AMITYVILLE, N.Y. (AP) — Two nurses on Long Island are accused of forging COVID-19 vaccination cards and pocketing more than $1.5 million from the scheme, prosecutors and police said.
Julie DeVuono, the owner of Wild Child Pediatric Healthcare in Amityville, and her employee, Marissa Urraro, are both charged with felony forgery, and DeVuono also is charged with offering a false instrument for filing. Both were arraigned Friday.
Urraro’s lawyer, Michael Alber, urged people not to rush to judgment about the allegations and said his client is a well-respected nurse.
“We look forward to highlighting the legal impediments and defects of the investigation,” he said Saturday. “It’s our hope that an accusation definitely doesn’t overshadow the good work Miss Urraro’s done for children and adults in the medical field.”
A messages seeking comment was left with DeVuono’s attorney.
“Using or selling a fake COVID-19 vaccine card is illegal. The FBI said in March that falsifying a federal seal is a federal crime. Vaccine cards have two federal seals: one from the CDC and one from HHS. Forging either of these is a violation that could carry a fine and up to five years in prison.” – Becker’s Health IT

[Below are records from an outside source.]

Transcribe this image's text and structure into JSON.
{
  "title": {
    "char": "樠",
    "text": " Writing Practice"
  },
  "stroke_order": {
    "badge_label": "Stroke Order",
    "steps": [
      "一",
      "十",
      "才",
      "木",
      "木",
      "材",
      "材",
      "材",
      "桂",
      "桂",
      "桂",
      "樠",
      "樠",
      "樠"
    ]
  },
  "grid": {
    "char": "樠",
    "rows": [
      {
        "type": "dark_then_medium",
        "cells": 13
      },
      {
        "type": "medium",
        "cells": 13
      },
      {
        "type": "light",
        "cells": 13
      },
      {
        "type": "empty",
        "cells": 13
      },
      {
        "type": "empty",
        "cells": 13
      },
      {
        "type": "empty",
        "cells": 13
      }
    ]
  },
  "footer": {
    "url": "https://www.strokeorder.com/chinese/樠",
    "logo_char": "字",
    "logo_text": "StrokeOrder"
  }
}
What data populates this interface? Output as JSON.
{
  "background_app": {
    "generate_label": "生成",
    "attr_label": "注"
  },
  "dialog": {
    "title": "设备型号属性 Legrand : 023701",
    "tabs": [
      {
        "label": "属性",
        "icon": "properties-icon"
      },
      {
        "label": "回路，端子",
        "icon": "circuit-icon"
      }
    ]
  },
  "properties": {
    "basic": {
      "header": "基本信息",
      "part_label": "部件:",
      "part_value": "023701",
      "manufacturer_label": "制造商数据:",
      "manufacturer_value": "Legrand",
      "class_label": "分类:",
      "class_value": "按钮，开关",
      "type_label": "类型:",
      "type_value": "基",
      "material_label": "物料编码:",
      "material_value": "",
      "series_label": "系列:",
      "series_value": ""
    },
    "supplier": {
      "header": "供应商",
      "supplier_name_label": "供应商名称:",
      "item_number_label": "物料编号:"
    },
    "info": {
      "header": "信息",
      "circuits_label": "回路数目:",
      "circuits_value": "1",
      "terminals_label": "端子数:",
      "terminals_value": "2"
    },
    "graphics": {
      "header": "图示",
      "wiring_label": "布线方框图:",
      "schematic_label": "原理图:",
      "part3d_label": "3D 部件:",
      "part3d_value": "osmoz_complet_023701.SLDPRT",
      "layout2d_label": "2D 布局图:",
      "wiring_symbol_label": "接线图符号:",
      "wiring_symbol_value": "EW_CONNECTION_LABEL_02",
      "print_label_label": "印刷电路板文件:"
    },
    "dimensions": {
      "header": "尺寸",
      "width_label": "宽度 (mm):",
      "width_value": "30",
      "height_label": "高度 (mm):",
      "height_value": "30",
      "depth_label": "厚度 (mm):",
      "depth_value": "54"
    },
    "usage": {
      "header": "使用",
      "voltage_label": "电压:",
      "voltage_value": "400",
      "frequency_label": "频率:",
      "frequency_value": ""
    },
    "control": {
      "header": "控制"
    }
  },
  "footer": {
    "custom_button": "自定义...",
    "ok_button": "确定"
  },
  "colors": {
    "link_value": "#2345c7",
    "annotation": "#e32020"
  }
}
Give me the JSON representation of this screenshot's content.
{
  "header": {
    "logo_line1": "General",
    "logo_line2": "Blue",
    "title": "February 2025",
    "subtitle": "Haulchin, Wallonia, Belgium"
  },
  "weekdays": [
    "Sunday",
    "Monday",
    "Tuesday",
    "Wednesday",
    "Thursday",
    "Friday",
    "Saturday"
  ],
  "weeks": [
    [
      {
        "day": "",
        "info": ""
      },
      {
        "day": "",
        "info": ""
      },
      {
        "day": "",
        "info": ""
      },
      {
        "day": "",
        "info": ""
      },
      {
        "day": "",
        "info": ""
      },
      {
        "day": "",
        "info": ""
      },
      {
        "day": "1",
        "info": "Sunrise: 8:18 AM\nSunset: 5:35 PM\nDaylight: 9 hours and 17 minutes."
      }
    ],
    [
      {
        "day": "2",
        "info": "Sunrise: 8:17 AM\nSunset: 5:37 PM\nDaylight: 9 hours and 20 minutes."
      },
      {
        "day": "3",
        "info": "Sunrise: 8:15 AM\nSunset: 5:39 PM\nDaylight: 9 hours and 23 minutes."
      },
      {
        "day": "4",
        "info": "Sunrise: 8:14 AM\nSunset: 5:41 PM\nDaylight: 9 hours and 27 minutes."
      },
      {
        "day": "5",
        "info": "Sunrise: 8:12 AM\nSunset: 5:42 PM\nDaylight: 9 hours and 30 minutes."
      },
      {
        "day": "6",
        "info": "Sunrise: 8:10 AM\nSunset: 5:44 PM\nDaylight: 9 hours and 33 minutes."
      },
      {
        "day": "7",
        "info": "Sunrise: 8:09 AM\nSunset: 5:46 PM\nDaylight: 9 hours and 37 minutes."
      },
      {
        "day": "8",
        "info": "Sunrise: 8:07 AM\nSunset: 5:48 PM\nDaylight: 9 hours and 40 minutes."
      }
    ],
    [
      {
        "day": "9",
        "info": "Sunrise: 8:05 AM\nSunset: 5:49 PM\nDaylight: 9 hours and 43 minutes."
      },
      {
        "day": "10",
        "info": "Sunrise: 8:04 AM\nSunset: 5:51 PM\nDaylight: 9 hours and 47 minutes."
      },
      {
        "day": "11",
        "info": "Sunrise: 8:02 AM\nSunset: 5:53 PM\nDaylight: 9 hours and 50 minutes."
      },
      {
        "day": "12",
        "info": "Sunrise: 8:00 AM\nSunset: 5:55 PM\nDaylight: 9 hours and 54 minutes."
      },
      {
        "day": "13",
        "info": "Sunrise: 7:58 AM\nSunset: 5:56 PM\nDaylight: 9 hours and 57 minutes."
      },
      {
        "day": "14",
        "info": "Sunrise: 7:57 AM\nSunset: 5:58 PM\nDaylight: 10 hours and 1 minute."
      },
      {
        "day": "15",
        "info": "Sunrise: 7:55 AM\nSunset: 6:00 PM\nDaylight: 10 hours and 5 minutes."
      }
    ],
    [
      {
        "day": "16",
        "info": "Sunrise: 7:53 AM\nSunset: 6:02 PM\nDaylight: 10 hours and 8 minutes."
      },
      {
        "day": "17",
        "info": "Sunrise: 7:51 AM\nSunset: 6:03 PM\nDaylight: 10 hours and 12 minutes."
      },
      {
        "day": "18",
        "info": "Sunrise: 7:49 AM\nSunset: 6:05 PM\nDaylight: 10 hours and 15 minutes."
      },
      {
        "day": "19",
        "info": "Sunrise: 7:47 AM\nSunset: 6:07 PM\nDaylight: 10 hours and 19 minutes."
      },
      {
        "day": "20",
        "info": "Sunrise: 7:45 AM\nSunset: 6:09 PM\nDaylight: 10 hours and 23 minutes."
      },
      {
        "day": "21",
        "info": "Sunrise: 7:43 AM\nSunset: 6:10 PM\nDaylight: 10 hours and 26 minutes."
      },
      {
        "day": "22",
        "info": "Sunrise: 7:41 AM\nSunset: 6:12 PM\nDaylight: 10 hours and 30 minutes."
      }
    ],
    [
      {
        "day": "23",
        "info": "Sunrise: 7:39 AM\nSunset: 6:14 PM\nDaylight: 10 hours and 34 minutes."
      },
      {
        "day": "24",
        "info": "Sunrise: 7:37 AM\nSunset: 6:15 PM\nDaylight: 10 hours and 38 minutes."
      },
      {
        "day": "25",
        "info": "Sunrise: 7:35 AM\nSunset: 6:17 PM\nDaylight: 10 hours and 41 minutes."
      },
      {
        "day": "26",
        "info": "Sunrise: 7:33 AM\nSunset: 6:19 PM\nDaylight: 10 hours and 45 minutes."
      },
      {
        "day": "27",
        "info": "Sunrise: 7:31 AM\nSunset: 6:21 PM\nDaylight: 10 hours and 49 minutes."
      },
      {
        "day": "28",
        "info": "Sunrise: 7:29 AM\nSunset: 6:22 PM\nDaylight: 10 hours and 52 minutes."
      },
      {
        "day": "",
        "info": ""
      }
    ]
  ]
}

Suffolk County District Attorney Raymond Tierney said DeVuono and Urraro handed out fake vaccination cards, charging $220 for adults and $85 for children.
DeVuono, a nurse practitioner, and Urraro, a licensed practical nurse, entered the false information into the state’s immunization database, he said.
Prosecutors said the nurses forged a fake card showing a vaccine was given to an undercover detective but never administered the vaccine to the detective.
Law enforcement officers searched DeVuono’s home and said they seized about $900,000 in cash and a ledger showing profits of more than $1.5 million from the scheme, which began in November 2021.
“I hope this sends a message to others who are considering gaming the system that they will get caught and that we will enforce the law to the fullest extent,” Tierney said in a statement with other officials.
Suffolk County Police Commissioner Rodney Harrison added, “As nurses, these two individuals should understand the importance of legitimate vaccination cards as we all work together to protect public health.”